TASK PROMPT:
Work through the listing below and state how many of its lines hold the word "tiền". Give no other output.

RECORD EXTRACTS:

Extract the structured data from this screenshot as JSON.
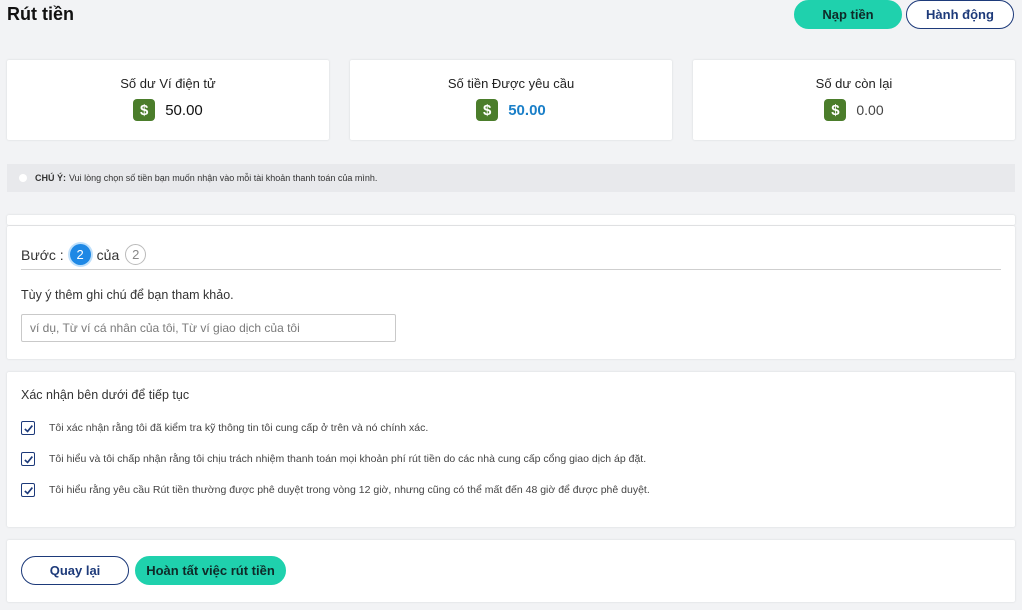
{
  "page": {
    "title": "Rút tiền"
  },
  "header": {
    "deposit_label": "Nạp tiền",
    "actions_label": "Hành động"
  },
  "stats": [
    {
      "title": "Số dư Ví điện tử",
      "value": "50.00"
    },
    {
      "title": "Số tiền Được yêu cầu",
      "value": "50.00"
    },
    {
      "title": "Số dư còn lại",
      "value": "0.00"
    }
  ],
  "currency_icon": "$",
  "notice": {
    "label": "CHÚ Ý:",
    "text": "Vui lòng chọn số tiền bạn muốn nhận vào mỗi tài khoản thanh toán của mình."
  },
  "step": {
    "prefix": "Bước :",
    "current": "2",
    "of_label": "của",
    "total": "2"
  },
  "note": {
    "label": "Tùy ý thêm ghi chú để bạn tham khảo.",
    "placeholder": "ví dụ, Từ ví cá nhân của tôi, Từ ví giao dịch của tôi",
    "value": ""
  },
  "confirm": {
    "title": "Xác nhận bên dưới để tiếp tục",
    "items": [
      {
        "label": "Tôi xác nhận rằng tôi đã kiểm tra kỹ thông tin tôi cung cấp ở trên và nó chính xác.",
        "checked": true
      },
      {
        "label": "Tôi hiểu và tôi chấp nhận rằng tôi chịu trách nhiệm thanh toán mọi khoản phí rút tiền do các nhà cung cấp cổng giao dịch áp đặt.",
        "checked": true
      },
      {
        "label": "Tôi hiểu rằng yêu cầu Rút tiền thường được phê duyệt trong vòng 12 giờ, nhưng cũng có thể mất đến 48 giờ để được phê duyệt.",
        "checked": true
      }
    ]
  },
  "footer": {
    "back_label": "Quay lại",
    "finish_label": "Hoàn tất việc rút tiền"
  },
  "colors": {
    "accent": "#1fd1ad",
    "navy": "#1d3a7a",
    "money_green": "#4b7d2b",
    "value_blue": "#1a7fc8",
    "step_blue": "#1e88e5"
  }
}
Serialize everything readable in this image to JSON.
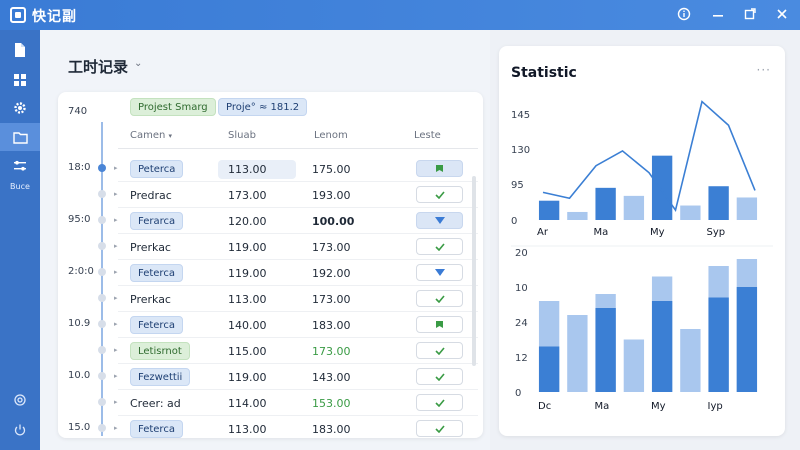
{
  "app": {
    "title": "快记副"
  },
  "sidebar": {
    "label": "Buce"
  },
  "main": {
    "title": "工时记录",
    "tags": [
      "Projest Smarg",
      "Proje° ≈ 181.2"
    ],
    "first_time": "740",
    "columns": [
      "Camen",
      "Sluab",
      "Lenom",
      "Leste"
    ],
    "rows": [
      {
        "time": "18:0",
        "name": "Peterca",
        "pill": "blue",
        "v1": "113.00",
        "v2": "175.00",
        "status": "flag",
        "dot": "active",
        "hl": true
      },
      {
        "time": "",
        "name": "Predrac",
        "pill": "",
        "v1": "173.00",
        "v2": "193.00",
        "status": "check",
        "dot": ""
      },
      {
        "time": "95:0",
        "name": "Ferarca",
        "pill": "blue",
        "v1": "120.00",
        "v2": "100.00",
        "status": "down",
        "dot": "",
        "bold2": true
      },
      {
        "time": "",
        "name": "Prerkac",
        "pill": "",
        "v1": "119.00",
        "v2": "173.00",
        "status": "check",
        "dot": ""
      },
      {
        "time": "2:0:0",
        "name": "Feterca",
        "pill": "blue",
        "v1": "119.00",
        "v2": "192.00",
        "status": "down-plain",
        "dot": ""
      },
      {
        "time": "",
        "name": "Prerkac",
        "pill": "",
        "v1": "113.00",
        "v2": "173.00",
        "status": "check",
        "dot": ""
      },
      {
        "time": "10.9",
        "name": "Feterca",
        "pill": "blue",
        "v1": "140.00",
        "v2": "183.00",
        "status": "flag",
        "dot": ""
      },
      {
        "time": "",
        "name": "Letisrnot",
        "pill": "green",
        "v1": "115.00",
        "v2": "173.00",
        "status": "check",
        "dot": "",
        "green2": true
      },
      {
        "time": "10.0",
        "name": "Fezwettii",
        "pill": "blue",
        "v1": "119.00",
        "v2": "143.00",
        "status": "check",
        "dot": ""
      },
      {
        "time": "",
        "name": "Creer: ad",
        "pill": "",
        "v1": "114.00",
        "v2": "153.00",
        "status": "check",
        "dot": "",
        "green2": true
      },
      {
        "time": "15.0",
        "name": "Feterca",
        "pill": "blue",
        "v1": "113.00",
        "v2": "183.00",
        "status": "check",
        "dot": ""
      }
    ]
  },
  "statistic": {
    "title": "Statistic",
    "more": "···"
  },
  "chart_data": [
    {
      "type": "bar",
      "categories": [
        "Ar",
        "Ma",
        "My",
        "Syp"
      ],
      "yticks": [
        "145",
        "130",
        "95",
        "0"
      ],
      "ylim": [
        0,
        145
      ],
      "bars": [
        12,
        5,
        20,
        15,
        40,
        9,
        21,
        14
      ],
      "line": [
        28,
        22,
        55,
        70,
        48,
        10,
        120,
        96,
        30
      ],
      "xlabels_at": [
        0,
        2,
        4,
        6
      ]
    },
    {
      "type": "bar",
      "categories": [
        "Dc",
        "Ma",
        "My",
        "Iyp"
      ],
      "yticks": [
        "20",
        "10",
        "24",
        "12",
        "0"
      ],
      "ylim": [
        0,
        40
      ],
      "series": [
        {
          "name": "light",
          "values": [
            26,
            22,
            28,
            15,
            33,
            18,
            36,
            38
          ]
        },
        {
          "name": "dark",
          "values": [
            13,
            0,
            24,
            0,
            26,
            0,
            27,
            30
          ]
        }
      ]
    }
  ],
  "colors": {
    "accent": "#3a7bd5",
    "bar_dark": "#3b7fd4",
    "bar_light": "#a9c7ee",
    "green": "#3a9b45"
  }
}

RESULT OF THE EXERCISE:
7